exposed to the user. This option selects the default (if
kernel parameter hpet_mmap is not set) user access to the
registers for applications that require it.
config HANGCHECK_TIMER
tristate "Hangcheck timer"
depends on X86 || IA64 || PPC64 || S390
help
The hangcheck-timer module detects when the system has gone
out to lunch past a certain margin. It can reboot the system
or merely print a warning.
config UV_MMTIMER
tristate "UV_MMTIMER Memory mapped RTC for SGI UV"
depends on X86_UV
default m
help
The uv_mmtimer device allows direct userspace access to the
UV system timer.
source "drivers/char/tpm/Kconfig"
config TELCLOCK
tristate "Telecom clock driver for ATCA SBC"
depends on X86
default n
help
The telecom clock device is specific to the MPCBL0010 and MPCBL0050
ATCA computers and allows direct userspace access to the
configuration of the telecom clock configuration settings. This
device is used for hardware synchronization across the ATCA backplane
fabric. Upon loading, the driver exports a sysfs directory,
/sys/devices/platform/telco_clock, with a number of files for
controlling the behavior of this hardware.
config DEVPORT
bool "/dev/port character device"
depends on ISA || PCI
default y
help
Say Y here if you want to support the /dev/port device. The /dev/port
device is similar to /dev/mem, but for I/O ports.
source "drivers/s390/char/Kconfig"
source "drivers/char/xillybus/Kconfig"
config ADI
tristate "SPARC Privileged ADI driver"
depends on SPARC64
default m
help
SPARC M7 and newer processors utilize ADI (Application Data
Integrity) to version and protect memory. This driver provides

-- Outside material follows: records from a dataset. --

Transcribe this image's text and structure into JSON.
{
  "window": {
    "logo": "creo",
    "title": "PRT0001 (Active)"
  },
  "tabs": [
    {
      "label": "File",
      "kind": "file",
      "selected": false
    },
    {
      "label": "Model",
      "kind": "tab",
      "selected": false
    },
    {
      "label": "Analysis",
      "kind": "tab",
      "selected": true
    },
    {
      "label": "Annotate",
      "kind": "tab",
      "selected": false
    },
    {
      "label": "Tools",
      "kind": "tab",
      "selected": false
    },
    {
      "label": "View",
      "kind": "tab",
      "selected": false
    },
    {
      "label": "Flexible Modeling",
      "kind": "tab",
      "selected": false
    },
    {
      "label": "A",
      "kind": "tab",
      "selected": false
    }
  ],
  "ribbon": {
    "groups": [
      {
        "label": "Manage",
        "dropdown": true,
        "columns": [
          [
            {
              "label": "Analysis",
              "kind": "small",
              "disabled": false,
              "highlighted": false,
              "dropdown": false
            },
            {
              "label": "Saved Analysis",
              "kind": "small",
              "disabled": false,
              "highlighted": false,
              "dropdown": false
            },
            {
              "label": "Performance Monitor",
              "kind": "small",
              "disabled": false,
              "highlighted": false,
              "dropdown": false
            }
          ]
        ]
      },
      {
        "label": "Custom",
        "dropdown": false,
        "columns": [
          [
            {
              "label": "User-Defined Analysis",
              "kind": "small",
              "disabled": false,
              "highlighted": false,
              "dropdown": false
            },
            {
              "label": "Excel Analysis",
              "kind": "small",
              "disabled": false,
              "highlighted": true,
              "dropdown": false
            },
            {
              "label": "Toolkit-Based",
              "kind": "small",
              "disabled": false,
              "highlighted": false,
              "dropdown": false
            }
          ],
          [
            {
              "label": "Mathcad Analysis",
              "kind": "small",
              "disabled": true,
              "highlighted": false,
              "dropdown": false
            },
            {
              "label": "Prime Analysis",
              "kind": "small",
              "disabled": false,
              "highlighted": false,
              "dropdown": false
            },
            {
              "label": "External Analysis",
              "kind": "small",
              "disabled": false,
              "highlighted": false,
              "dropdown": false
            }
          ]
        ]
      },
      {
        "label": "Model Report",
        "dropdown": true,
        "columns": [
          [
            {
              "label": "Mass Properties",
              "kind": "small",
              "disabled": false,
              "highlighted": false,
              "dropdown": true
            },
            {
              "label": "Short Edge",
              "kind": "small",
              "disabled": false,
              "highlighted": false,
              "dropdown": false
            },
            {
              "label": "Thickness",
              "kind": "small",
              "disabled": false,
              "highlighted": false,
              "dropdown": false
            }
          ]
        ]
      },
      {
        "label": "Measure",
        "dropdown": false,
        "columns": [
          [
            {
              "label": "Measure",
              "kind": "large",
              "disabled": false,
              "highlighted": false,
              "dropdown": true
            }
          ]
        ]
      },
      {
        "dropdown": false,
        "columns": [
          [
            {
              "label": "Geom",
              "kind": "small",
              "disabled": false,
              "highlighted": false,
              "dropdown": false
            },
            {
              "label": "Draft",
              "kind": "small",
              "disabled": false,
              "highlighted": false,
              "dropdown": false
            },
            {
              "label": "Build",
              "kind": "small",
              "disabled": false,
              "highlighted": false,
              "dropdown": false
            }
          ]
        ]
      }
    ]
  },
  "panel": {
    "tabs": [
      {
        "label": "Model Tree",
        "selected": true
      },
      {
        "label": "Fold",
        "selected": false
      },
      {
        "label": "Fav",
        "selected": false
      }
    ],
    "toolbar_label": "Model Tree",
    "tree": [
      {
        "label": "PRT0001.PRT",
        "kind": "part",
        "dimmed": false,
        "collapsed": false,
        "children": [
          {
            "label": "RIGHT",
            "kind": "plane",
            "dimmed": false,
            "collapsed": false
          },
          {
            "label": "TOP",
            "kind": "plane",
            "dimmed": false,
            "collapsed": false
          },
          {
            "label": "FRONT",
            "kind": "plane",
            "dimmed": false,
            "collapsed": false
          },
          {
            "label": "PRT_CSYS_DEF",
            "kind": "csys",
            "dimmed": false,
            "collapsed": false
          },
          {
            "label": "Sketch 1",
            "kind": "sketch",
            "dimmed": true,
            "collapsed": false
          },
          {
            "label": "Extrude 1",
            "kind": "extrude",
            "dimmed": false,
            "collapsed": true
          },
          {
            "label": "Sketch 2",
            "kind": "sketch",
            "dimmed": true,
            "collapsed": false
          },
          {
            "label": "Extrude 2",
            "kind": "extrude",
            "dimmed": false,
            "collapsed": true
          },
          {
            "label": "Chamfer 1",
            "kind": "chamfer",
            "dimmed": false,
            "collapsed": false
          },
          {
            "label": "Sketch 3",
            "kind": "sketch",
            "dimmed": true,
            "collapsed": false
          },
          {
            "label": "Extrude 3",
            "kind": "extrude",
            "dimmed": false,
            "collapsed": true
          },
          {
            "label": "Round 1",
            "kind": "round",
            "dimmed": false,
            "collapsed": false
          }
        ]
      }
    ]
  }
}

read/write access to the ADI versions for privileged processes.
This feature is also known as MCD (Memory Corruption Detection)
and SSM (Silicon Secured Memory). Intended consumers of this
driver include crash and makedumpfile.
endmenu
config RANDOM_TRUST_CPU
bool "Trust the CPU manufacturer to initialize Linux's CRNG"
depends on X86 || S390 || PPC
default n
help
Assume that CPU manufacturer (e.g., Intel or AMD for RDSEED or
RDRAND, IBM for the S390 and Power PC architectures) is trustworthy
for the purposes of initializing Linux's CRNG. Since this is not
something that can be independently audited, this amounts to trusting
that CPU manufacturer (perhaps with the insistence or mandate
of a Nation State's intelligence or law enforcement agencies)
has not installed a hidden back door to compromise the CPU's
random number generation facilities. This can also be configured
at boot with "random.trust_cpu=on/off".